  • Pavel

    When the Nexus brands are not able to get a proper update just after one generation (Nexus4).I think the Nexus hardware badge is not so exciting anymore.

    • hp420

      Google hasn’t announced EOL. Just because we’re at 13 months doesn’t mean we won’t get…..licorice?

    • squiddy20

      Except the Nexus 4 has KitKat?

    • Reedy

      I thought the 4 did get an update.. It was GNex users who got massively screwed with fake promises that made many life faith in Google

      • snowbdr89

        Nexus 4 was updated to 4.4.2 the earlier lines of nexus got screwed!!

  • Juul

    The list of apps from Google I have disabled does not fit my screen anymore. Google’s once clean stock Android has become bloated G-Droid. Even most of their nice apps I disable, because they are always restarting/running (out of system/app). I wish they let people install them themselves via store as normal user-apps. They are killing stock Android with their ever growing amount of bloatware.

  • Steven

    I’m thinking of getting a white N5. I’ve never had a case b4 or a white phone. Lots of cases cover the back of the phone and are black. The Play Store colors are too much for me although I would’ve considered blue. Can anyone recommend a sturdy yet not too bulky case thatwwill let the phones design show through or should I just get black or not worry about. Past phone had removable batteries and the worst that has happened is the backplate fell off

  • donger

    Nice results.

  • john smith

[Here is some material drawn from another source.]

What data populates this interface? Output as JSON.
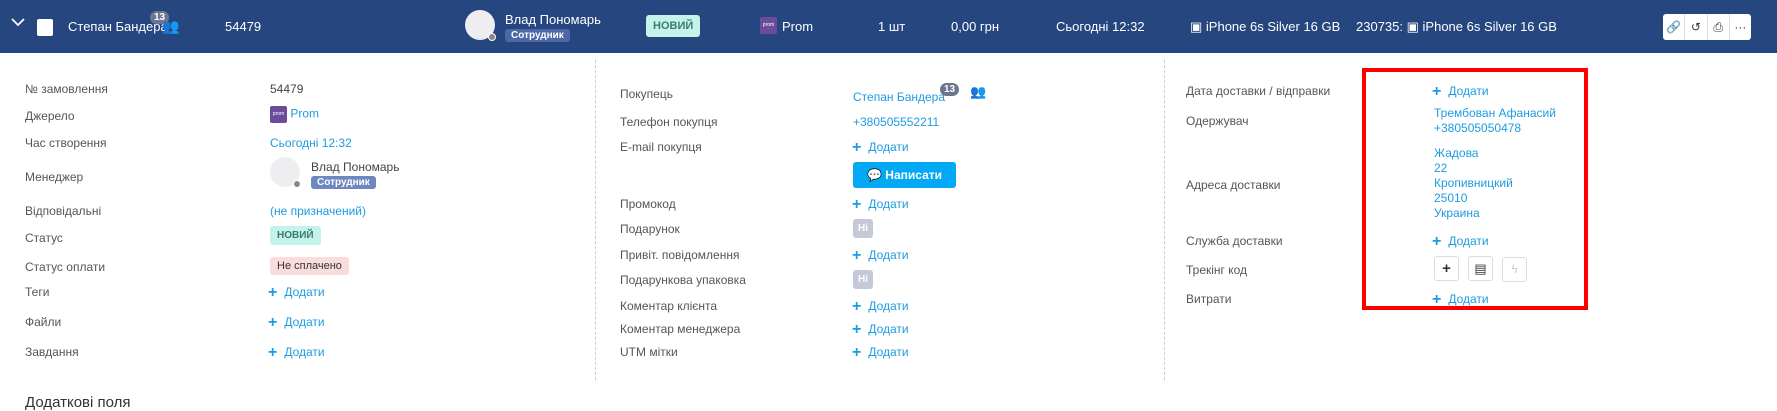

    I have the original Droid Razr Maxx. Give me another (but make it a Nexus device), and I’d be a happy camper. 2-day battery means I don’t need it to be removable. 720p is plenty good enough for a screen of its size (and you don’t waste electrons powering more pixels than you need). It’s still a phone, first.

  • Will Derries

    I love my Nexus 5. I have big hands, so size isn’t a problem and I love stock android. I would agree that the battery is dismal, but, as far as I’m concerned, it’s a small chink in the armour of the Nexus 5.

    As for the camera, I find it’s not as bad as people make it out to be. I love the display, it’s not as cool as Samsung’s, or too warm, just right.

    Its by far the smoothest phone I have ever come across, and, in my opinion, if you’re an everyday normal kinda guy, you’ll be over the moon with the Nexus 5

  • Ryan owen

    I think everything is perfect except one thing no expandable memory that’s bull***t